ExSTraCS 2.0: a scalable Michigan-style classifier system for detecting, modeling, and characterizing heterogeneity and epistasis

  • Ryan J. Urbanowicz and Jason H. Moore (January 3-7, 2010) Big Island, Hawaii
  • Pacific Symposium on Biocomputing

A flexible learning classifier system for classification and data mining in genetic epidemiology

  • Ryan J. Urbanowicz and Jason H. Moore (October 18-20, 2012) Stevenson, Washington
  • International Genetic Epidemiology Society Meeting

Genetic heterogeneity detection using a learning classifier system

  • Ryan J. Urbanowicz and Jason H. Moore (October 11-15, 2011) Montreal Canada
  • American Society of Human Genetics Conference

A fast, direct algorithm for generating pure, strict, epistatic models with random architectures

  • Ryan J. Urbanowicz, Jeff Kiralis, Jonathan Fisher, Nicholas Sinnott-Armstrong, Tamra Heberling, and Jason H. Moore (October 11-15, 2011) Montreal Canada
  • American Society of Human Genetics Conference

Modeling disease in the presence of genetic heterogeneity and epistasis: a learning classifier system approach

  • Ryan J. Urbanowicz and Jason H. Moore (January 4-8, 2010) Big Island, Hawaii
  • Pacific Symposium on Biocomputing

A learning classifier system approach to detecting and modeling genetic heterogeneity in the presence of epistasis

  • Ryan J. Urbanowicz and Jason H. Moore (July 8-12, 2009) Montreal, Canada
  • Genetic and Evolutionary Computing Conference (GECCO’09)

Genetics of cognitive decline post cancer chemotherapy: DNA repair genes

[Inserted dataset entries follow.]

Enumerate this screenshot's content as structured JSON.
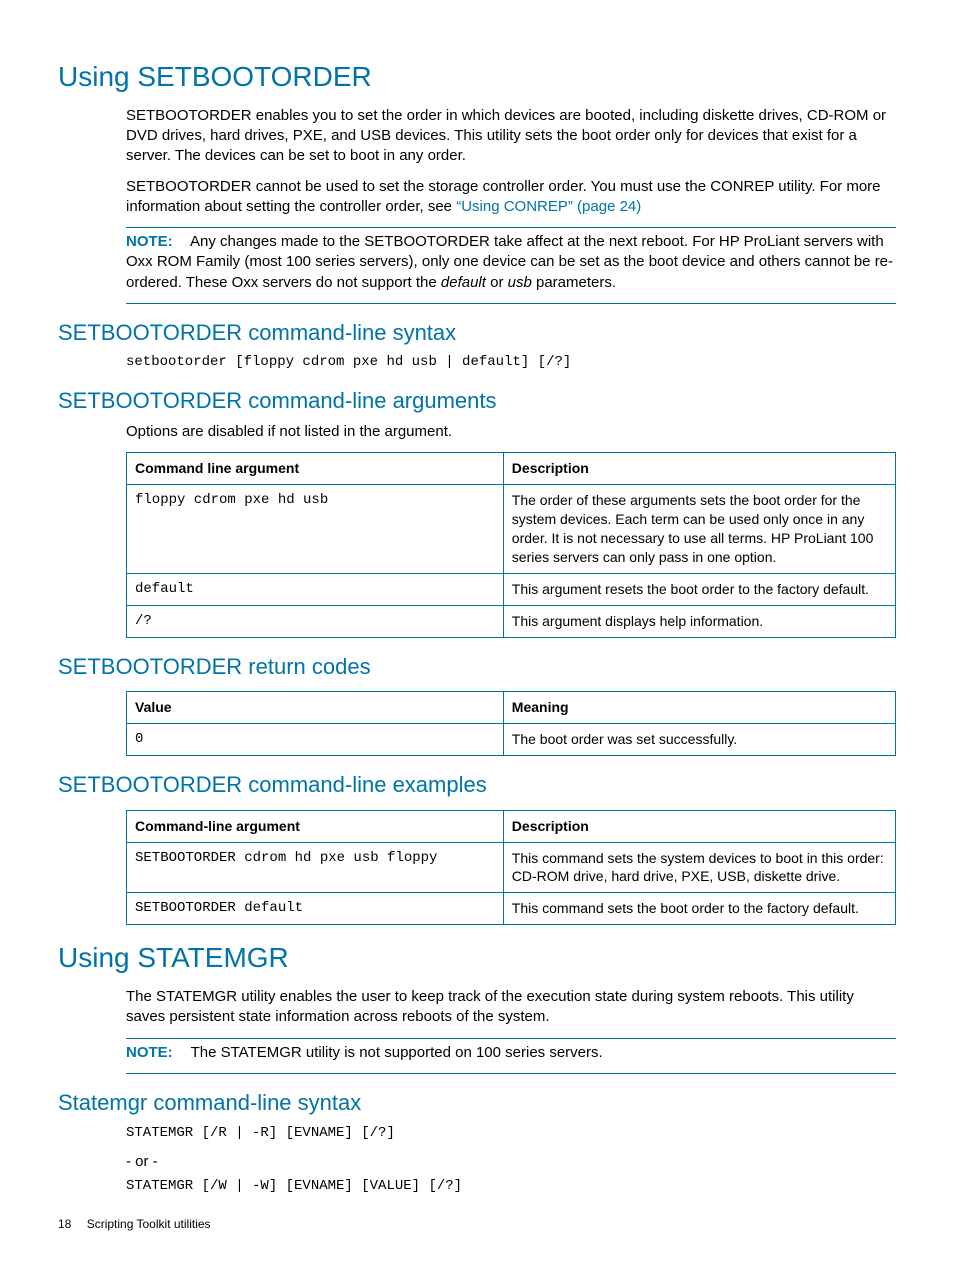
{
  "section1": {
    "title": "Using SETBOOTORDER",
    "para1": "SETBOOTORDER enables you to set the order in which devices are booted, including diskette drives, CD-ROM or DVD drives, hard drives, PXE, and USB devices. This utility sets the boot order only for devices that exist for a server. The devices can be set to boot in any order.",
    "para2_pre": "SETBOOTORDER cannot be used to set the storage controller order. You must use the CONREP utility. For more information about setting the controller order, see ",
    "para2_link": "“Using CONREP” (page 24)",
    "note_label": "NOTE:",
    "note_pre": "Any changes made to the SETBOOTORDER take affect at the next reboot. For HP ProLiant servers with Oxx ROM Family (most 100 series servers), only one device can be set as the boot device and others cannot be re-ordered. These Oxx servers do not support the ",
    "note_em1": "default",
    "note_mid": " or ",
    "note_em2": "usb",
    "note_post": " parameters."
  },
  "syntax1": {
    "title": "SETBOOTORDER command-line syntax",
    "code": "setbootorder [floppy cdrom pxe hd usb | default] [/?]"
  },
  "args": {
    "title": "SETBOOTORDER command-line arguments",
    "intro": "Options are disabled if not listed in the argument.",
    "col1": "Command line argument",
    "col2": "Description",
    "rows": [
      {
        "arg": "floppy cdrom pxe hd usb",
        "desc": "The order of these arguments sets the boot order for the system devices. Each term can be used only once in any order. It is not necessary to use all terms. HP ProLiant 100 series servers can only pass in one option."
      },
      {
        "arg": "default",
        "desc": "This argument resets the boot order to the factory default."
      },
      {
        "arg": "/?",
        "desc": "This argument displays help information."
      }
    ]
  },
  "returns": {
    "title": "SETBOOTORDER return codes",
    "col1": "Value",
    "col2": "Meaning",
    "rows": [
      {
        "val": "0",
        "desc": "The boot order was set successfully."
      }
    ]
  },
  "examples": {
    "title": "SETBOOTORDER command-line examples",
    "col1": "Command-line argument",
    "col2": "Description",
    "rows": [
      {
        "arg": "SETBOOTORDER cdrom hd pxe usb floppy",
        "desc": "This command sets the system devices to boot in this order: CD-ROM drive, hard drive, PXE, USB, diskette drive."
      },
      {
        "arg": "SETBOOTORDER default",
        "desc": "This command sets the boot order to the factory default."
      }
    ]
  },
  "section2": {
    "title": "Using STATEMGR",
    "para": "The STATEMGR utility enables the user to keep track of the execution state during system reboots. This utility saves persistent state information across reboots of the system.",
    "note_label": "NOTE:",
    "note_text": "The STATEMGR utility is not supported on 100 series servers."
  },
  "syntax2": {
    "title": "Statemgr command-line syntax",
    "line1": "STATEMGR [/R | -R] [EVNAME] [/?]",
    "sep": "- or -",
    "line2": "STATEMGR [/W | -W] [EVNAME] [VALUE] [/?]"
  },
  "footer": {
    "page": "18",
    "title": "Scripting Toolkit utilities"
  }
}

  • Tim Ahles, Andrew Saykin, Brenna McDonald, Harker Rhodes, Jason Moore, Ryan J. Urbanowicz, Gregory Tsongalis, and Tor Tosteson (November 7-9, 2008) Washington, D.C.
  • National Cancer Institute Translational Science Meeting

Data-driven constructive induction MDR for genetic heterogeneity

  • Ryan J. Urbanowicz, Delany Granizo-MacKenzie, and Jason H. Moore (November 11-15, 2008) Philadelphia, PA
  • American Society of Human Genetics Annual Meeting

Mask Functions for the Symbolic Modeling of Episasis

  • Ryan J. Urbanowicz, Bill White, Nate Barney, and Jason H. Moore (January 3-7, 2007) Maui, Hawaii
  • Pacific Symposium on Biocomputing